● TASK PROMPT:
Repeat the records exactly. Leave out the pictures.

● INFORMATION GIVEN:
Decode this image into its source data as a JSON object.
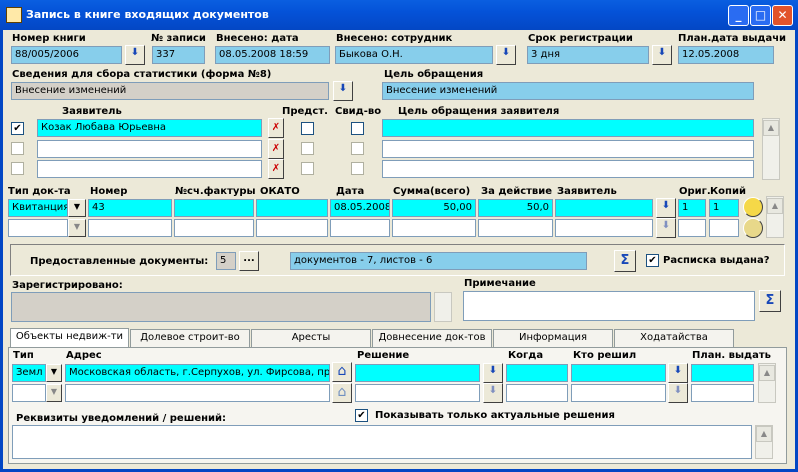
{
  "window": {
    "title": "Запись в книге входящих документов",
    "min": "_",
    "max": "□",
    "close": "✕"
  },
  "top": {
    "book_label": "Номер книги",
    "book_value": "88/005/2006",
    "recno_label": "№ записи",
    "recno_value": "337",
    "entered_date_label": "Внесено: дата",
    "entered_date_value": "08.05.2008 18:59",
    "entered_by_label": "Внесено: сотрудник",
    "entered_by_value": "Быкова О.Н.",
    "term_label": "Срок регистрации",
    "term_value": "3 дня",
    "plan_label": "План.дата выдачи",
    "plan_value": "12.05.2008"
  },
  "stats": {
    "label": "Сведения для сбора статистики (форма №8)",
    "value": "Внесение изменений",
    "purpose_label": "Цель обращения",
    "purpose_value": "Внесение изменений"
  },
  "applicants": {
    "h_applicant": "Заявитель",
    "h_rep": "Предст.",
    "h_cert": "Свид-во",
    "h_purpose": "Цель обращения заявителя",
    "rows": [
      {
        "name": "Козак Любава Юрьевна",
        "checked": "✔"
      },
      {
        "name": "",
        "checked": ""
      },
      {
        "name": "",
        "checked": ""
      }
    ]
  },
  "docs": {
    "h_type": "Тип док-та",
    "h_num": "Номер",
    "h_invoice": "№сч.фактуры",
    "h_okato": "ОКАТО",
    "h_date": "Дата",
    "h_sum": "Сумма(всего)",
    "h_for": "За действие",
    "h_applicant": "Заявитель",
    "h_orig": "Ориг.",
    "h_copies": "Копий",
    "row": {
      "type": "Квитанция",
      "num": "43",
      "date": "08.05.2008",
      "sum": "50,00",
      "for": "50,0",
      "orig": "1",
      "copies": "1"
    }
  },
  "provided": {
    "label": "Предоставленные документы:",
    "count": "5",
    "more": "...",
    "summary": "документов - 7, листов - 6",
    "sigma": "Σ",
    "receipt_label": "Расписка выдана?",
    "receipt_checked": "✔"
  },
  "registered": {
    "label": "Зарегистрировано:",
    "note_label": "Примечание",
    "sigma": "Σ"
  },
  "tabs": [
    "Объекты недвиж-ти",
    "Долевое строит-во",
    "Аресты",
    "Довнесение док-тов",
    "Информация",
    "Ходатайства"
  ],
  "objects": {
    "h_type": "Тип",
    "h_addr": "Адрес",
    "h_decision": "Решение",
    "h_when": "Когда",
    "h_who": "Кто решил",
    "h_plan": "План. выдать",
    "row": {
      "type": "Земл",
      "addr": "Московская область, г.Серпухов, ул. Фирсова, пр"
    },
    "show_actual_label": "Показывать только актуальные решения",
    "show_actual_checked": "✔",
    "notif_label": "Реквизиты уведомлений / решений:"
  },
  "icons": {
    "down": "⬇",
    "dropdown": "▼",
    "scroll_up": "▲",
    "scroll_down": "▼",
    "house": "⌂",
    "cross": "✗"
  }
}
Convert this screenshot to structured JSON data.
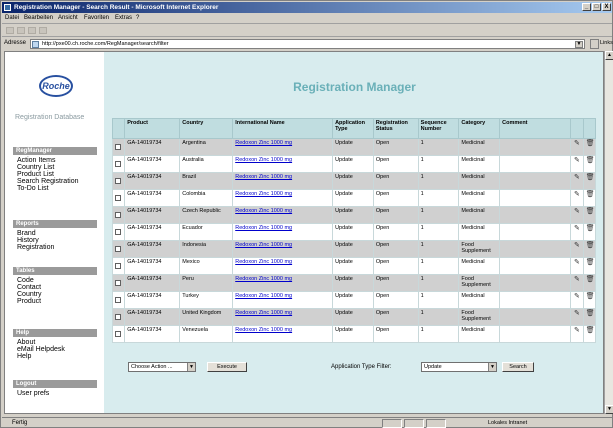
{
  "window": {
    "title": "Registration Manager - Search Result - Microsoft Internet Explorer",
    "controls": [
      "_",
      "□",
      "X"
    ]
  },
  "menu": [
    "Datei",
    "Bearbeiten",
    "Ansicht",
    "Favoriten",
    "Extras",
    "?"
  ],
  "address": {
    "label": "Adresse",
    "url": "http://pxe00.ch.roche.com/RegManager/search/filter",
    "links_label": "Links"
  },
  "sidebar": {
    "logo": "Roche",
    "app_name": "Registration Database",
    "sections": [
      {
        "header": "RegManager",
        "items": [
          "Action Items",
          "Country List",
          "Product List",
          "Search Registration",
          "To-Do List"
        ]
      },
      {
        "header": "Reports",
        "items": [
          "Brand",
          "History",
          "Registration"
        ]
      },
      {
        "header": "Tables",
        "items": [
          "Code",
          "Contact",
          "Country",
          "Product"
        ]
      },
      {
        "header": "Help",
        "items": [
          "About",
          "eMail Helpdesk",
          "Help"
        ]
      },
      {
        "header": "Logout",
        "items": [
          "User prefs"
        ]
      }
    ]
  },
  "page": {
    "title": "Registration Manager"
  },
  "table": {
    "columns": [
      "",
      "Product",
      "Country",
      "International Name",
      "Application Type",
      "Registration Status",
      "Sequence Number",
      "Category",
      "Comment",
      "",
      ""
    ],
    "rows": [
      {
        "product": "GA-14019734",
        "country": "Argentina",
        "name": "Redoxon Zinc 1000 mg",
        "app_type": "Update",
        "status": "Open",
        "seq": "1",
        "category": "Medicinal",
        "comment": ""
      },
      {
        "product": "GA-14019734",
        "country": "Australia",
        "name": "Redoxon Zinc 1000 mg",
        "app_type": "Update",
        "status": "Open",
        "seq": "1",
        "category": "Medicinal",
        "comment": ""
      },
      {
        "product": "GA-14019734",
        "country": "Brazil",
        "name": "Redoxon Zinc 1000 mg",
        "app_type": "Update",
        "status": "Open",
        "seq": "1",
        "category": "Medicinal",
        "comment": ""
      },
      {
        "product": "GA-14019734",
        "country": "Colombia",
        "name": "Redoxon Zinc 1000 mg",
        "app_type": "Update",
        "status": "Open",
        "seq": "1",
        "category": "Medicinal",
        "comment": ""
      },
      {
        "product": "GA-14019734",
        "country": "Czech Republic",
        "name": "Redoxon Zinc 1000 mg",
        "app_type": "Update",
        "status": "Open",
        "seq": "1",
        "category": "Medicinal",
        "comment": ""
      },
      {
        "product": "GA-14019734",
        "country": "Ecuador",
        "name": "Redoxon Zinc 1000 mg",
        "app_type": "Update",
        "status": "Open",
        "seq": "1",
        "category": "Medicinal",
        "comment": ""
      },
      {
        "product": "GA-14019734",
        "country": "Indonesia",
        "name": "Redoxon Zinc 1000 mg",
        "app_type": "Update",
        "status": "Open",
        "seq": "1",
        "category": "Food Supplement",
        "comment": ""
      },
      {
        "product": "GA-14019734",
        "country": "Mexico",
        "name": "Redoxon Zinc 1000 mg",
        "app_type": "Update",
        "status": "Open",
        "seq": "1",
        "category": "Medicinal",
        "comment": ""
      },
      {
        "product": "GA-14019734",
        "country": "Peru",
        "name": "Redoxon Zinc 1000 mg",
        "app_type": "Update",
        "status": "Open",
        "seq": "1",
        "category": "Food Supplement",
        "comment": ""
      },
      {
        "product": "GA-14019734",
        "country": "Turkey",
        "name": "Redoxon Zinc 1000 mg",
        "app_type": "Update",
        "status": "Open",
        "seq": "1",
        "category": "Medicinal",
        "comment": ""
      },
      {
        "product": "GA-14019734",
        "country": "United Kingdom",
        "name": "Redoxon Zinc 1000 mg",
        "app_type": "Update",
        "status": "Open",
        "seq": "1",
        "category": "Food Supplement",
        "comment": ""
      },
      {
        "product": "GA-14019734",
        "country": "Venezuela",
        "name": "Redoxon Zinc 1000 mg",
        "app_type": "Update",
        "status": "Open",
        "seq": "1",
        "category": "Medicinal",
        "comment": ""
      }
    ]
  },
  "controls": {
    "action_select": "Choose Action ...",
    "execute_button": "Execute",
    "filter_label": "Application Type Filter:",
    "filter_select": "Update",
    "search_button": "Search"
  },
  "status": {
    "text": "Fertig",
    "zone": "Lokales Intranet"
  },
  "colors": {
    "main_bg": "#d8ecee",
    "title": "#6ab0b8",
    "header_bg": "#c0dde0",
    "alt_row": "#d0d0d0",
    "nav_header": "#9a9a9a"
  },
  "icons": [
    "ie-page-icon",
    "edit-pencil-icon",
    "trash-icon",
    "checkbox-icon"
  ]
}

● TASK OUTPUT:
Decode this image into its source data as a JSON object.
{
  "window": {
    "title": "Запись в книге входящих документов",
    "min": "_",
    "max": "□",
    "close": "✕"
  },
  "top": {
    "book_label": "Номер книги",
    "book_value": "88/005/2006",
    "recno_label": "№ записи",
    "recno_value": "337",
    "entered_date_label": "Внесено: дата",
    "entered_date_value": "08.05.2008 18:59",
    "entered_by_label": "Внесено: сотрудник",
    "entered_by_value": "Быкова О.Н.",
    "term_label": "Срок регистрации",
    "term_value": "3 дня",
    "plan_label": "План.дата выдачи",
    "plan_value": "12.05.2008"
  },
  "stats": {
    "label": "Сведения для сбора статистики (форма №8)",
    "value": "Внесение изменений",
    "purpose_label": "Цель обращения",
    "purpose_value": "Внесение изменений"
  },
  "applicants": {
    "h_applicant": "Заявитель",
    "h_rep": "Предст.",
    "h_cert": "Свид-во",
    "h_purpose": "Цель обращения заявителя",
    "rows": [
      {
        "name": "Козак Любава Юрьевна",
        "checked": "✔"
      },
      {
        "name": "",
        "checked": ""
      },
      {
        "name": "",
        "checked": ""
      }
    ]
  },
  "docs": {
    "h_type": "Тип док-та",
    "h_num": "Номер",
    "h_invoice": "№сч.фактуры",
    "h_okato": "ОКАТО",
    "h_date": "Дата",
    "h_sum": "Сумма(всего)",
    "h_for": "За действие",
    "h_applicant": "Заявитель",
    "h_orig": "Ориг.",
    "h_copies": "Копий",
    "row": {
      "type": "Квитанция",
      "num": "43",
      "date": "08.05.2008",
      "sum": "50,00",
      "for": "50,0",
      "orig": "1",
      "copies": "1"
    }
  },
  "provided": {
    "label": "Предоставленные документы:",
    "count": "5",
    "more": "...",
    "summary": "документов - 7, листов - 6",
    "sigma": "Σ",
    "receipt_label": "Расписка выдана?",
    "receipt_checked": "✔"
  },
  "registered": {
    "label": "Зарегистрировано:",
    "note_label": "Примечание",
    "sigma": "Σ"
  },
  "tabs": [
    "Объекты недвиж-ти",
    "Долевое строит-во",
    "Аресты",
    "Довнесение док-тов",
    "Информация",
    "Ходатайства"
  ],
  "objects": {
    "h_type": "Тип",
    "h_addr": "Адрес",
    "h_decision": "Решение",
    "h_when": "Когда",
    "h_who": "Кто решил",
    "h_plan": "План. выдать",
    "row": {
      "type": "Земл",
      "addr": "Московская область, г.Серпухов, ул. Фирсова, пр"
    },
    "show_actual_label": "Показывать только актуальные решения",
    "show_actual_checked": "✔",
    "notif_label": "Реквизиты уведомлений / решений:"
  },
  "icons": {
    "down": "⬇",
    "dropdown": "▼",
    "scroll_up": "▲",
    "scroll_down": "▼",
    "house": "⌂",
    "cross": "✗"
  }
}
Convert this screenshot to structured JSON data.
{
  "window": {
    "title": "Registration Manager - Search Result - Microsoft Internet Explorer",
    "controls": [
      "_",
      "□",
      "X"
    ]
  },
  "menu": [
    "Datei",
    "Bearbeiten",
    "Ansicht",
    "Favoriten",
    "Extras",
    "?"
  ],
  "address": {
    "label": "Adresse",
    "url": "http://pxe00.ch.roche.com/RegManager/search/filter",
    "links_label": "Links"
  },
  "sidebar": {
    "logo": "Roche",
    "app_name": "Registration Database",
    "sections": [
      {
        "header": "RegManager",
        "items": [
          "Action Items",
          "Country List",
          "Product List",
          "Search Registration",
          "To-Do List"
        ]
      },
      {
        "header": "Reports",
        "items": [
          "Brand",
          "History",
          "Registration"
        ]
      },
      {
        "header": "Tables",
        "items": [
          "Code",
          "Contact",
          "Country",
          "Product"
        ]
      },
      {
        "header": "Help",
        "items": [
          "About",
          "eMail Helpdesk",
          "Help"
        ]
      },
      {
        "header": "Logout",
        "items": [
          "User prefs"
        ]
      }
    ]
  },
  "page": {
    "title": "Registration Manager"
  },
  "table": {
    "columns": [
      "",
      "Product",
      "Country",
      "International Name",
      "Application Type",
      "Registration Status",
      "Sequence Number",
      "Category",
      "Comment",
      "",
      ""
    ],
    "rows": [
      {
        "product": "GA-14019734",
        "country": "Argentina",
        "name": "Redoxon Zinc 1000 mg",
        "app_type": "Update",
        "status": "Open",
        "seq": "1",
        "category": "Medicinal",
        "comment": ""
      },
      {
        "product": "GA-14019734",
        "country": "Australia",
        "name": "Redoxon Zinc 1000 mg",
        "app_type": "Update",
        "status": "Open",
        "seq": "1",
        "category": "Medicinal",
        "comment": ""
      },
      {
        "product": "GA-14019734",
        "country": "Brazil",
        "name": "Redoxon Zinc 1000 mg",
        "app_type": "Update",
        "status": "Open",
        "seq": "1",
        "category": "Medicinal",
        "comment": ""
      },
      {
        "product": "GA-14019734",
        "country": "Colombia",
        "name": "Redoxon Zinc 1000 mg",
        "app_type": "Update",
        "status": "Open",
        "seq": "1",
        "category": "Medicinal",
        "comment": ""
      },
      {
        "product": "GA-14019734",
        "country": "Czech Republic",
        "name": "Redoxon Zinc 1000 mg",
        "app_type": "Update",
        "status": "Open",
        "seq": "1",
        "category": "Medicinal",
        "comment": ""
      },
      {
        "product": "GA-14019734",
        "country": "Ecuador",
        "name": "Redoxon Zinc 1000 mg",
        "app_type": "Update",
        "status": "Open",
        "seq": "1",
        "category": "Medicinal",
        "comment": ""
      },
      {
        "product": "GA-14019734",
        "country": "Indonesia",
        "name": "Redoxon Zinc 1000 mg",
        "app_type": "Update",
        "status": "Open",
        "seq": "1",
        "category": "Food Supplement",
        "comment": ""
      },
      {
        "product": "GA-14019734",
        "country": "Mexico",
        "name": "Redoxon Zinc 1000 mg",
        "app_type": "Update",
        "status": "Open",
        "seq": "1",
        "category": "Medicinal",
        "comment": ""
      },
      {
        "product": "GA-14019734",
        "country": "Peru",
        "name": "Redoxon Zinc 1000 mg",
        "app_type": "Update",
        "status": "Open",
        "seq": "1",
        "category": "Food Supplement",
        "comment": ""
      },
      {
        "product": "GA-14019734",
        "country": "Turkey",
        "name": "Redoxon Zinc 1000 mg",
        "app_type": "Update",
        "status": "Open",
        "seq": "1",
        "category": "Medicinal",
        "comment": ""
      },
      {
        "product": "GA-14019734",
        "country": "United Kingdom",
        "name": "Redoxon Zinc 1000 mg",
        "app_type": "Update",
        "status": "Open",
        "seq": "1",
        "category": "Food Supplement",
        "comment": ""
      },
      {
        "product": "GA-14019734",
        "country": "Venezuela",
        "name": "Redoxon Zinc 1000 mg",
        "app_type": "Update",
        "status": "Open",
        "seq": "1",
        "category": "Medicinal",
        "comment": ""
      }
    ]
  },
  "controls": {
    "action_select": "Choose Action ...",
    "execute_button": "Execute",
    "filter_label": "Application Type Filter:",
    "filter_select": "Update",
    "search_button": "Search"
  },
  "status": {
    "text": "Fertig",
    "zone": "Lokales Intranet"
  },
  "colors": {
    "main_bg": "#d8ecee",
    "title": "#6ab0b8",
    "header_bg": "#c0dde0",
    "alt_row": "#d0d0d0",
    "nav_header": "#9a9a9a"
  },
  "icons": [
    "ie-page-icon",
    "edit-pencil-icon",
    "trash-icon",
    "checkbox-icon"
  ]
}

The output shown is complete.